**Exercise brief:**
Your job is to retype all of the data word for word, leaving every image out.

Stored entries
----

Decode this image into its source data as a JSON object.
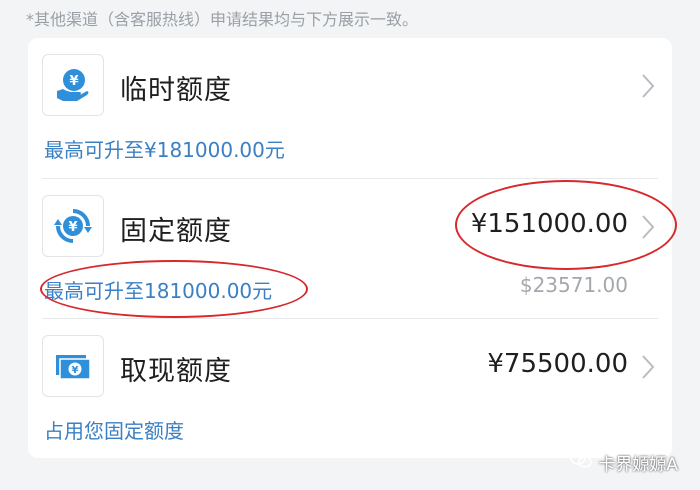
{
  "notice": "*其他渠道（含客服热线）申请结果均与下方展示一致。",
  "items": [
    {
      "title": "临时额度",
      "subtitle": "最高可升至¥181000.00元",
      "icon": "yen-hand-icon"
    },
    {
      "title": "固定额度",
      "subtitle": "最高可升至181000.00元",
      "amount": "¥151000.00",
      "secondary": "$23571.00",
      "icon": "yen-cycle-icon"
    },
    {
      "title": "取现额度",
      "subtitle": "占用您固定额度",
      "amount": "¥75500.00",
      "icon": "yen-banknote-icon"
    }
  ],
  "watermark": "卡界嫄嫄A",
  "colors": {
    "accent": "#3b7fc4",
    "icon": "#2f8fd8",
    "annotation": "#d7282b",
    "text": "#1f1f1f",
    "muted": "#a4a8ad"
  }
}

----

**Answer space:**
Decode this image into its source data as a JSON object.
{
  "notice": "*其他渠道（含客服热线）申请结果均与下方展示一致。",
  "items": [
    {
      "title": "临时额度",
      "subtitle": "最高可升至¥181000.00元",
      "icon": "yen-hand-icon"
    },
    {
      "title": "固定额度",
      "subtitle": "最高可升至181000.00元",
      "amount": "¥151000.00",
      "secondary": "$23571.00",
      "icon": "yen-cycle-icon"
    },
    {
      "title": "取现额度",
      "subtitle": "占用您固定额度",
      "amount": "¥75500.00",
      "icon": "yen-banknote-icon"
    }
  ],
  "watermark": "卡界嫄嫄A",
  "colors": {
    "accent": "#3b7fc4",
    "icon": "#2f8fd8",
    "annotation": "#d7282b",
    "text": "#1f1f1f",
    "muted": "#a4a8ad"
  }
}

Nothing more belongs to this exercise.